## MATERIAL SUPPLIED
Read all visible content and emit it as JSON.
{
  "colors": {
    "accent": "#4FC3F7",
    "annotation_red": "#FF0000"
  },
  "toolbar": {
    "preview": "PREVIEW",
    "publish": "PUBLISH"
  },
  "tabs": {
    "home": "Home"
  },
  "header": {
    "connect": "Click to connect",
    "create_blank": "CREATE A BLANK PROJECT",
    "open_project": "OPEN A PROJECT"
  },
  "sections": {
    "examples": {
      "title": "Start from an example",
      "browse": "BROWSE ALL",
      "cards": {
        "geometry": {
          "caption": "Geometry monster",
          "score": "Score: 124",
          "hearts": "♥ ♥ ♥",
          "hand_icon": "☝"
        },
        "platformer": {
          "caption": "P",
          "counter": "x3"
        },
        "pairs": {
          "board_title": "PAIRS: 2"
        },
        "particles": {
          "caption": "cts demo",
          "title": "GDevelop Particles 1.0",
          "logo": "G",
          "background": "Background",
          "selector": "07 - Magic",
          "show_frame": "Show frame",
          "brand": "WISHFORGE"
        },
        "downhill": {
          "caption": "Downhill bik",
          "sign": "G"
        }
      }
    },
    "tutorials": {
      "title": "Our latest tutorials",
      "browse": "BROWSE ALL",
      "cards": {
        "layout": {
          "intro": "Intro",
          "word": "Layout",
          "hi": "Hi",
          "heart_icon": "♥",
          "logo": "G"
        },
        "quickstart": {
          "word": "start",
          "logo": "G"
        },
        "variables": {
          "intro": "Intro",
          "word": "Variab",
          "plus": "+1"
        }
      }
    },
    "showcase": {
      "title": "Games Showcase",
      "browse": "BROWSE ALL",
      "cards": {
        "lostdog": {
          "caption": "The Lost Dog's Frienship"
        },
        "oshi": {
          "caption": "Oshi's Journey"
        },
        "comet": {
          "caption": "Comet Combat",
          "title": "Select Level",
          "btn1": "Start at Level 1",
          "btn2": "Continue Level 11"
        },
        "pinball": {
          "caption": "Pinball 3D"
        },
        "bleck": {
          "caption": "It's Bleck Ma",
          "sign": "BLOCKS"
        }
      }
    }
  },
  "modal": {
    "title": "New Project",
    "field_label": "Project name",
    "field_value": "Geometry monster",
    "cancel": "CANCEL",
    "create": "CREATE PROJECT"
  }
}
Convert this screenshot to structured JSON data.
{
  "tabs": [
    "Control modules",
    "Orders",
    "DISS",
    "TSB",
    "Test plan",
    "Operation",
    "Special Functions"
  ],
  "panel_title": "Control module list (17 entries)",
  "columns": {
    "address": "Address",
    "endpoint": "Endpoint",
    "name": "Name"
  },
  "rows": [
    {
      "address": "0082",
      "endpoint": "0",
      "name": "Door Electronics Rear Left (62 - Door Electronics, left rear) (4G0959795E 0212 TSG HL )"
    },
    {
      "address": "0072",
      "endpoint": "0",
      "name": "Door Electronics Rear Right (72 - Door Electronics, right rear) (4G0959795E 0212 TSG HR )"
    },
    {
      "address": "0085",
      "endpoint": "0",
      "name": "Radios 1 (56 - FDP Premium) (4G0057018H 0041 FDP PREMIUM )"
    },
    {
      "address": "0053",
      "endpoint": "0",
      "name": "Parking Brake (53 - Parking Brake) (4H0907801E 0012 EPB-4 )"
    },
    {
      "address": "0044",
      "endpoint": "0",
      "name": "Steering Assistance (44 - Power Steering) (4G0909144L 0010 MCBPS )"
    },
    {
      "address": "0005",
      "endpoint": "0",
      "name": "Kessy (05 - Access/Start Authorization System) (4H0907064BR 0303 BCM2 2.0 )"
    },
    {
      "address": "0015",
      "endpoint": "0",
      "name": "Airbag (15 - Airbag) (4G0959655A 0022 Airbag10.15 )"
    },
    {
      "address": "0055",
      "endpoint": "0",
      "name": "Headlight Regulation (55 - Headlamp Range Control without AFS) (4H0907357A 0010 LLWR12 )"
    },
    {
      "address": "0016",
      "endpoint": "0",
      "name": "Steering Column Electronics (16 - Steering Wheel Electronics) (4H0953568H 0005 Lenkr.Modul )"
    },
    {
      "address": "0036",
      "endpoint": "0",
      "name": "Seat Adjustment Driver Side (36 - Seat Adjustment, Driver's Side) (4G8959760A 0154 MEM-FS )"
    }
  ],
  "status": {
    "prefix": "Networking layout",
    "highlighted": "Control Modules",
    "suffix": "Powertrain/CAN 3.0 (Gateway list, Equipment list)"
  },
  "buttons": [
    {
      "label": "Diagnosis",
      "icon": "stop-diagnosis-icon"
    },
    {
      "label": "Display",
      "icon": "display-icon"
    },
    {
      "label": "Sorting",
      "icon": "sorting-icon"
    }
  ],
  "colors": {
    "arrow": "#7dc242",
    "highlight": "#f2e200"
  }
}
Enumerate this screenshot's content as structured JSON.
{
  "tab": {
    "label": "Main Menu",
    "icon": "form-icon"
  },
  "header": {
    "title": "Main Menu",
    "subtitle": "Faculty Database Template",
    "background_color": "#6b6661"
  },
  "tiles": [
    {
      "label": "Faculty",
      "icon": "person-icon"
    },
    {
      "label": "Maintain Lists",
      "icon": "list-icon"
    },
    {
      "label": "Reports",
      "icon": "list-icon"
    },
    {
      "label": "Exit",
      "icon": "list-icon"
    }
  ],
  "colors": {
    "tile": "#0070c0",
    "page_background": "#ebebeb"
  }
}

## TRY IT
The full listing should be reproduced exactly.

## EXERCISE ANSWER
Read all visible content and emit it as JSON.
{
  "colors": {
    "accent": "#4FC3F7",
    "annotation_red": "#FF0000"
  },
  "toolbar": {
    "preview": "PREVIEW",
    "publish": "PUBLISH"
  },
  "tabs": {
    "home": "Home"
  },
  "header": {
    "connect": "Click to connect",
    "create_blank": "CREATE A BLANK PROJECT",
    "open_project": "OPEN A PROJECT"
  },
  "sections": {
    "examples": {
      "title": "Start from an example",
      "browse": "BROWSE ALL",
      "cards": {
        "geometry": {
          "caption": "Geometry monster",
          "score": "Score: 124",
          "hearts": "♥ ♥ ♥",
          "hand_icon": "☝"
        },
        "platformer": {
          "caption": "P",
          "counter": "x3"
        },
        "pairs": {
          "board_title": "PAIRS: 2"
        },
        "particles": {
          "caption": "cts demo",
          "title": "GDevelop Particles 1.0",
          "logo": "G",
          "background": "Background",
          "selector": "07 - Magic",
          "show_frame": "Show frame",
          "brand": "WISHFORGE"
        },
        "downhill": {
          "caption": "Downhill bik",
          "sign": "G"
        }
      }
    },
    "tutorials": {
      "title": "Our latest tutorials",
      "browse": "BROWSE ALL",
      "cards": {
        "layout": {
          "intro": "Intro",
          "word": "Layout",
          "hi": "Hi",
          "heart_icon": "♥",
          "logo": "G"
        },
        "quickstart": {
          "word": "start",
          "logo": "G"
        },
        "variables": {
          "intro": "Intro",
          "word": "Variab",
          "plus": "+1"
        }
      }
    },
    "showcase": {
      "title": "Games Showcase",
      "browse": "BROWSE ALL",
      "cards": {
        "lostdog": {
          "caption": "The Lost Dog's Frienship"
        },
        "oshi": {
          "caption": "Oshi's Journey"
        },
        "comet": {
          "caption": "Comet Combat",
          "title": "Select Level",
          "btn1": "Start at Level 1",
          "btn2": "Continue Level 11"
        },
        "pinball": {
          "caption": "Pinball 3D"
        },
        "bleck": {
          "caption": "It's Bleck Ma",
          "sign": "BLOCKS"
        }
      }
    }
  },
  "modal": {
    "title": "New Project",
    "field_label": "Project name",
    "field_value": "Geometry monster",
    "cancel": "CANCEL",
    "create": "CREATE PROJECT"
  }
}
Convert this screenshot to structured JSON data.
{
  "tabs": [
    "Control modules",
    "Orders",
    "DISS",
    "TSB",
    "Test plan",
    "Operation",
    "Special Functions"
  ],
  "panel_title": "Control module list (17 entries)",
  "columns": {
    "address": "Address",
    "endpoint": "Endpoint",
    "name": "Name"
  },
  "rows": [
    {
      "address": "0082",
      "endpoint": "0",
      "name": "Door Electronics Rear Left (62 - Door Electronics, left rear) (4G0959795E 0212 TSG HL )"
    },
    {
      "address": "0072",
      "endpoint": "0",
      "name": "Door Electronics Rear Right (72 - Door Electronics, right rear) (4G0959795E 0212 TSG HR )"
    },
    {
      "address": "0085",
      "endpoint": "0",
      "name": "Radios 1 (56 - FDP Premium) (4G0057018H 0041 FDP PREMIUM )"
    },
    {
      "address": "0053",
      "endpoint": "0",
      "name": "Parking Brake (53 - Parking Brake) (4H0907801E 0012 EPB-4 )"
    },
    {
      "address": "0044",
      "endpoint": "0",
      "name": "Steering Assistance (44 - Power Steering) (4G0909144L 0010 MCBPS )"
    },
    {
      "address": "0005",
      "endpoint": "0",
      "name": "Kessy (05 - Access/Start Authorization System) (4H0907064BR 0303 BCM2 2.0 )"
    },
    {
      "address": "0015",
      "endpoint": "0",
      "name": "Airbag (15 - Airbag) (4G0959655A 0022 Airbag10.15 )"
    },
    {
      "address": "0055",
      "endpoint": "0",
      "name": "Headlight Regulation (55 - Headlamp Range Control without AFS) (4H0907357A 0010 LLWR12 )"
    },
    {
      "address": "0016",
      "endpoint": "0",
      "name": "Steering Column Electronics (16 - Steering Wheel Electronics) (4H0953568H 0005 Lenkr.Modul )"
    },
    {
      "address": "0036",
      "endpoint": "0",
      "name": "Seat Adjustment Driver Side (36 - Seat Adjustment, Driver's Side) (4G8959760A 0154 MEM-FS )"
    }
  ],
  "status": {
    "prefix": "Networking layout",
    "highlighted": "Control Modules",
    "suffix": "Powertrain/CAN 3.0 (Gateway list, Equipment list)"
  },
  "buttons": [
    {
      "label": "Diagnosis",
      "icon": "stop-diagnosis-icon"
    },
    {
      "label": "Display",
      "icon": "display-icon"
    },
    {
      "label": "Sorting",
      "icon": "sorting-icon"
    }
  ],
  "colors": {
    "arrow": "#7dc242",
    "highlight": "#f2e200"
  }
}
Enumerate this screenshot's content as structured JSON.
{
  "tab": {
    "label": "Main Menu",
    "icon": "form-icon"
  },
  "header": {
    "title": "Main Menu",
    "subtitle": "Faculty Database Template",
    "background_color": "#6b6661"
  },
  "tiles": [
    {
      "label": "Faculty",
      "icon": "person-icon"
    },
    {
      "label": "Maintain Lists",
      "icon": "list-icon"
    },
    {
      "label": "Reports",
      "icon": "list-icon"
    },
    {
      "label": "Exit",
      "icon": "list-icon"
    }
  ],
  "colors": {
    "tile": "#0070c0",
    "page_background": "#ebebeb"
  }
}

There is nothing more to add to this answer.